If FEMA changed its map to remove the flood zone designations, those who finance properties in those areas would not be required to buy flood insurance.

&uot;Right now, I&160;have insurance on the house and its contents,&uot;&160;said Pear Street resident Herman Fortenberry. &uot;If this (change) happened, I&160;would probably keep insurance on the structure just in case, and drop the rest of it.&uot;

The zones encompass most of the &uot;Orchard&uot; neighborhood — streets like Peach, Apple and Plum — and Vidalia’s northeast corner, including streets North Oak, Alabama and Laurel.
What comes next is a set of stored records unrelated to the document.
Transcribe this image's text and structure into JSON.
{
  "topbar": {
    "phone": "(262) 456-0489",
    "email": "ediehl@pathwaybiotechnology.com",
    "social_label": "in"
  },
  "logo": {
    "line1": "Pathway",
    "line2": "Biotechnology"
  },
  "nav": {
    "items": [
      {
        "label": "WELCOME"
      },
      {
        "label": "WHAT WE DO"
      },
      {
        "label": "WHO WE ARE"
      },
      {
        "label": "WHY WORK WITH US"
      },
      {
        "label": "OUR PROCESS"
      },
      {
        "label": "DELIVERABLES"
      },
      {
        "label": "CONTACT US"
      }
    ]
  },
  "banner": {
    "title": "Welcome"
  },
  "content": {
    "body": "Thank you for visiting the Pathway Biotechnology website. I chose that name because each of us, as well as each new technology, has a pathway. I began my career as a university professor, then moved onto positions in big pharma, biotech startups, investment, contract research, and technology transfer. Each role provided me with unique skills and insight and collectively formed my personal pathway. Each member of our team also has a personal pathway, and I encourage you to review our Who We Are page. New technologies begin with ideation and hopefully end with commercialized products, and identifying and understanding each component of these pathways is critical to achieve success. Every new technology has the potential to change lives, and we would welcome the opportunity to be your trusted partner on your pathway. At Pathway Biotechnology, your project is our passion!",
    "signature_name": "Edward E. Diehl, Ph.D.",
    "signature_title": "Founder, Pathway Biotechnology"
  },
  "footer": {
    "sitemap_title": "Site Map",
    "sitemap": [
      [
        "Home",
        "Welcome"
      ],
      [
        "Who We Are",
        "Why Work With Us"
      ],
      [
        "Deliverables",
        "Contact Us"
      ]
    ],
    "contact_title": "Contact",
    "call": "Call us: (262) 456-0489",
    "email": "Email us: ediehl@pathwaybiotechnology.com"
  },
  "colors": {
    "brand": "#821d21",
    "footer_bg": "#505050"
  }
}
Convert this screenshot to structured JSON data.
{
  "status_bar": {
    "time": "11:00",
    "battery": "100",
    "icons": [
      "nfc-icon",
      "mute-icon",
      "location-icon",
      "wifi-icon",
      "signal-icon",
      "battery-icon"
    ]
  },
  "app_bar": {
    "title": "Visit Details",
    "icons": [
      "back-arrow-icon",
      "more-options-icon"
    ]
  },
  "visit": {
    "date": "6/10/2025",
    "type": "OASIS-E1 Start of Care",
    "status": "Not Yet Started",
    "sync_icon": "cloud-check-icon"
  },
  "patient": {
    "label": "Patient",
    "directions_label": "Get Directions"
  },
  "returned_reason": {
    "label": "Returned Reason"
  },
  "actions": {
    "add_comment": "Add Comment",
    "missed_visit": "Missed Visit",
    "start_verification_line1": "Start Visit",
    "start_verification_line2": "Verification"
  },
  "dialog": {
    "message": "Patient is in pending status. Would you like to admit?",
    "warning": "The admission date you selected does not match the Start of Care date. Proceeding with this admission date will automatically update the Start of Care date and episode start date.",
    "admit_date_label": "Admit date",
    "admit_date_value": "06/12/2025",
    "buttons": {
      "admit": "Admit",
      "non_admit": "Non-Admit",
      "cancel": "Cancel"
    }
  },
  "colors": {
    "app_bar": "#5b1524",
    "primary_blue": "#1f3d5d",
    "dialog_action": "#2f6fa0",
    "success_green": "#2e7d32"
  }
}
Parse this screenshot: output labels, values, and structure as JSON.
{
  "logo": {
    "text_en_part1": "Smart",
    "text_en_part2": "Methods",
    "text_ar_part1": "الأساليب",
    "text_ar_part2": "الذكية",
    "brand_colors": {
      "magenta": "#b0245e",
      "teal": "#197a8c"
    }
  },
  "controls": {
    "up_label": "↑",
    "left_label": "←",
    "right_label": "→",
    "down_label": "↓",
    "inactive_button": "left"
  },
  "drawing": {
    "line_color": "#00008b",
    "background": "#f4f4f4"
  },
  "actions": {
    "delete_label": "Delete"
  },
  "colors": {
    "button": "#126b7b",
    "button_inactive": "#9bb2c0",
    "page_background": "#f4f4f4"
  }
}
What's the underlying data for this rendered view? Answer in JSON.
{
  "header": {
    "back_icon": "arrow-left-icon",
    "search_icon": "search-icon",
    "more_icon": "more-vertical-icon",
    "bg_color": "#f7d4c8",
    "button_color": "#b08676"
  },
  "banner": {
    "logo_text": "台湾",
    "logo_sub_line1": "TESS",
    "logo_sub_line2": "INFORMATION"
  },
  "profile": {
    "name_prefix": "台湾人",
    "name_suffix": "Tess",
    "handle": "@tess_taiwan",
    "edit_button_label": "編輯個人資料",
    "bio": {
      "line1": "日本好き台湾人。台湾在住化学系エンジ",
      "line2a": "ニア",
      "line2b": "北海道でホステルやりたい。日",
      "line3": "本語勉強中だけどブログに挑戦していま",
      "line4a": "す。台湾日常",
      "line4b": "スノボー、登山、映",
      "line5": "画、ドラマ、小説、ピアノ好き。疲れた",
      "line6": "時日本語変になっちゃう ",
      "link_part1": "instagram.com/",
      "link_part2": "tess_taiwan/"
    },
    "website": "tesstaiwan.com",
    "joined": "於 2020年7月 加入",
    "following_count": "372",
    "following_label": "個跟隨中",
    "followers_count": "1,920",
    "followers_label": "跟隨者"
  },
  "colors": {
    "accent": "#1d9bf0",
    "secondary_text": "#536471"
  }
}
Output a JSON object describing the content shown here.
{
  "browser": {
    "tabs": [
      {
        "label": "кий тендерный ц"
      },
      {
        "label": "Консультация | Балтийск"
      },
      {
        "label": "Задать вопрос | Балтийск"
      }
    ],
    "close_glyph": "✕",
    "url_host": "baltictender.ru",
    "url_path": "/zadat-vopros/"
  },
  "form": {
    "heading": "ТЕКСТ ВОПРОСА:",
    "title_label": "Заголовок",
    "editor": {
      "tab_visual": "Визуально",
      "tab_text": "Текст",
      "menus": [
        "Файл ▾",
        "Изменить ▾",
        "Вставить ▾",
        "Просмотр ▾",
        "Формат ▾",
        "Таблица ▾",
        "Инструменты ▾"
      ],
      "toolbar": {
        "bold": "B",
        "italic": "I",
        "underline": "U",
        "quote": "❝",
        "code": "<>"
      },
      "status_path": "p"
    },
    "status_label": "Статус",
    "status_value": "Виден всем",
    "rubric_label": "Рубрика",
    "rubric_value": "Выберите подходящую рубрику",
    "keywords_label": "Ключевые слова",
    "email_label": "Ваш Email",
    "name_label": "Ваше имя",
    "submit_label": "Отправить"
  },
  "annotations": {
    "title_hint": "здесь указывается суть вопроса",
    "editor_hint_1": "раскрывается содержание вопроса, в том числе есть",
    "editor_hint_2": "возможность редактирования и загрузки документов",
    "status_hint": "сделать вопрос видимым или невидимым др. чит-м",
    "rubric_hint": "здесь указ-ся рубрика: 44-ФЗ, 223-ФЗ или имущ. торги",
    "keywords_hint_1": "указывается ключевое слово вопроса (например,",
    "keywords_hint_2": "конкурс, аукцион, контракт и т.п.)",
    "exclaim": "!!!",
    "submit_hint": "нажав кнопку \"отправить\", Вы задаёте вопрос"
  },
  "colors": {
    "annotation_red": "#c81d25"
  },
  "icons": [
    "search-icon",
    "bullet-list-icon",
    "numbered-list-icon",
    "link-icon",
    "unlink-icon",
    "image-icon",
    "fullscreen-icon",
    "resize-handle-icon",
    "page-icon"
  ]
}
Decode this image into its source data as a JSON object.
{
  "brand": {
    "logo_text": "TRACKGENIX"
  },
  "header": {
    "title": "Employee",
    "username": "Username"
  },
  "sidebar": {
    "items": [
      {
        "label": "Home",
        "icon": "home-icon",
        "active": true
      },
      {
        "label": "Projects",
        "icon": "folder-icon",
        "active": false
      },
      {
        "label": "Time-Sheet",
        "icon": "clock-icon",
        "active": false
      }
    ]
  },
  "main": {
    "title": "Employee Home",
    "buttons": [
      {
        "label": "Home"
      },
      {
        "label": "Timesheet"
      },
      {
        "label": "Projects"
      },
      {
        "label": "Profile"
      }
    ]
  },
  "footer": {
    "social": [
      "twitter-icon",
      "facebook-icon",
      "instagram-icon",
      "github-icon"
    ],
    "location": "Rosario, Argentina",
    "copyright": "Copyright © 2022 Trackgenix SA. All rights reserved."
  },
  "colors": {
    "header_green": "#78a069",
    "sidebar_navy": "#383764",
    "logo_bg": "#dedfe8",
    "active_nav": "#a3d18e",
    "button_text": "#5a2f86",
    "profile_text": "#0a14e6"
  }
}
Those areas are home to more than 280 households and a handful of businesses and churches.

To amend the current FEMA map, which was published in 1982, the chief executive officer of the local governing body must request a letter of map revision from FEMA.

That officer must also send to scientific and technical data to support the proposed change. Based on a review of that data, FEMA could decide to change its maps of the area. Such changes could take one year or longer.

Falkenheiner said he asked for the resolution because, in his job at Louisiana Central Bank, he sees many people who must buy such insurance to finance a home. &uot;And that can get expensive,&uot; he said.

Still, he said the areas in question have not flooded in at least 60 years. Vidalia Mayor Hyram Copeland said he also cannot remember widespread flooding in those areas.

And with improvements being made to the Vidalia Canal, which runs through the Orchard area, that neighborhood will be even less likely to flood in the future, Copeland said.